***** DATA SECTION *****

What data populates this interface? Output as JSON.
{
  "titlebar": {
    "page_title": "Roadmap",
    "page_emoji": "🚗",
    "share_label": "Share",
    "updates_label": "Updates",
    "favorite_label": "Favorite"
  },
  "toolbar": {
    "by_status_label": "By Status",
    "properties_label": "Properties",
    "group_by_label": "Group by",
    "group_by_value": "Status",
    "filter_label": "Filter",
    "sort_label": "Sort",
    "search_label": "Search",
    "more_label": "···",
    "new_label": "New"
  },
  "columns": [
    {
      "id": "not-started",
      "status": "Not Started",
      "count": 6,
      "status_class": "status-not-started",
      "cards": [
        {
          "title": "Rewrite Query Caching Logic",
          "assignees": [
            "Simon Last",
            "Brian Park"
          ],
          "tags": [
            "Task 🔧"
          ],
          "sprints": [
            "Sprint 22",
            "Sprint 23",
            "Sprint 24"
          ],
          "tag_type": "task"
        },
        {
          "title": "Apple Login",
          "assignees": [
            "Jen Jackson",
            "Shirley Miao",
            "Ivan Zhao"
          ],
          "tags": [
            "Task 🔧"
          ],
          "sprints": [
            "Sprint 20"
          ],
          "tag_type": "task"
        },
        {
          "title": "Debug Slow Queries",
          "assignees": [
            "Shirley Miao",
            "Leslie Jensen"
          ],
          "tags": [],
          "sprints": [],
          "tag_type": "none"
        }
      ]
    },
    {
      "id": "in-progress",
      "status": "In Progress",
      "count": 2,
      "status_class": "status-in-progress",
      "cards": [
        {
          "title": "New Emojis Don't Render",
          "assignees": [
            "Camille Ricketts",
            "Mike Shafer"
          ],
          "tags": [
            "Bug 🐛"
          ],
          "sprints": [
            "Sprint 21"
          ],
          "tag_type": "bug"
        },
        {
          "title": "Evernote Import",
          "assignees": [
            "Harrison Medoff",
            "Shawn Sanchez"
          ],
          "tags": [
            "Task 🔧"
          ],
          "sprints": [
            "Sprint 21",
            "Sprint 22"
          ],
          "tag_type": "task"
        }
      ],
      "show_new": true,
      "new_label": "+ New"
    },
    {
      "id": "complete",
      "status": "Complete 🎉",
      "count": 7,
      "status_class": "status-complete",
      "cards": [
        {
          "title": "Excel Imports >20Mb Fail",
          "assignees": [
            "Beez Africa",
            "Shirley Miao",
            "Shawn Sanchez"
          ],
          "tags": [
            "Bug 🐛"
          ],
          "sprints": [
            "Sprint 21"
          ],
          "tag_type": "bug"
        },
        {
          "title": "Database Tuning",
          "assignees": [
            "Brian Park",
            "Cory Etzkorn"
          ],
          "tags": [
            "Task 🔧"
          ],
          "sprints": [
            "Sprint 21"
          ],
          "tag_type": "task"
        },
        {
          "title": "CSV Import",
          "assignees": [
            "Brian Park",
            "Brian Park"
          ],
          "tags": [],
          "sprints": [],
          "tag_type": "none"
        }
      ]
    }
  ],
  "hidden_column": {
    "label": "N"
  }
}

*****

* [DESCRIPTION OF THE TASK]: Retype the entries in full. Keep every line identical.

* [ANSWER]:
What data populates this interface? Output as JSON.
{
  "titlebar": {
    "page_title": "Roadmap",
    "page_emoji": "🚗",
    "share_label": "Share",
    "updates_label": "Updates",
    "favorite_label": "Favorite"
  },
  "toolbar": {
    "by_status_label": "By Status",
    "properties_label": "Properties",
    "group_by_label": "Group by",
    "group_by_value": "Status",
    "filter_label": "Filter",
    "sort_label": "Sort",
    "search_label": "Search",
    "more_label": "···",
    "new_label": "New"
  },
  "columns": [
    {
      "id": "not-started",
      "status": "Not Started",
      "count": 6,
      "status_class": "status-not-started",
      "cards": [
        {
          "title": "Rewrite Query Caching Logic",
          "assignees": [
            "Simon Last",
            "Brian Park"
          ],
          "tags": [
            "Task 🔧"
          ],
          "sprints": [
            "Sprint 22",
            "Sprint 23",
            "Sprint 24"
          ],
          "tag_type": "task"
        },
        {
          "title": "Apple Login",
          "assignees": [
            "Jen Jackson",
            "Shirley Miao",
            "Ivan Zhao"
          ],
          "tags": [
            "Task 🔧"
          ],
          "sprints": [
            "Sprint 20"
          ],
          "tag_type": "task"
        },
        {
          "title": "Debug Slow Queries",
          "assignees": [
            "Shirley Miao",
            "Leslie Jensen"
          ],
          "tags": [],
          "sprints": [],
          "tag_type": "none"
        }
      ]
    },
    {
      "id": "in-progress",
      "status": "In Progress",
      "count": 2,
      "status_class": "status-in-progress",
      "cards": [
        {
          "title": "New Emojis Don't Render",
          "assignees": [
            "Camille Ricketts",
            "Mike Shafer"
          ],
          "tags": [
            "Bug 🐛"
          ],
          "sprints": [
            "Sprint 21"
          ],
          "tag_type": "bug"
        },
        {
          "title": "Evernote Import",
          "assignees": [
            "Harrison Medoff",
            "Shawn Sanchez"
          ],
          "tags": [
            "Task 🔧"
          ],
          "sprints": [
            "Sprint 21",
            "Sprint 22"
          ],
          "tag_type": "task"
        }
      ],
      "show_new": true,
      "new_label": "+ New"
    },
    {
      "id": "complete",
      "status": "Complete 🎉",
      "count": 7,
      "status_class": "status-complete",
      "cards": [
        {
          "title": "Excel Imports >20Mb Fail",
          "assignees": [
            "Beez Africa",
            "Shirley Miao",
            "Shawn Sanchez"
          ],
          "tags": [
            "Bug 🐛"
          ],
          "sprints": [
            "Sprint 21"
          ],
          "tag_type": "bug"
        },
        {
          "title": "Database Tuning",
          "assignees": [
            "Brian Park",
            "Cory Etzkorn"
          ],
          "tags": [
            "Task 🔧"
          ],
          "sprints": [
            "Sprint 21"
          ],
          "tag_type": "task"
        },
        {
          "title": "CSV Import",
          "assignees": [
            "Brian Park",
            "Brian Park"
          ],
          "tags": [],
          "sprints": [],
          "tag_type": "none"
        }
      ]
    }
  ],
  "hidden_column": {
    "label": "N"
  }
}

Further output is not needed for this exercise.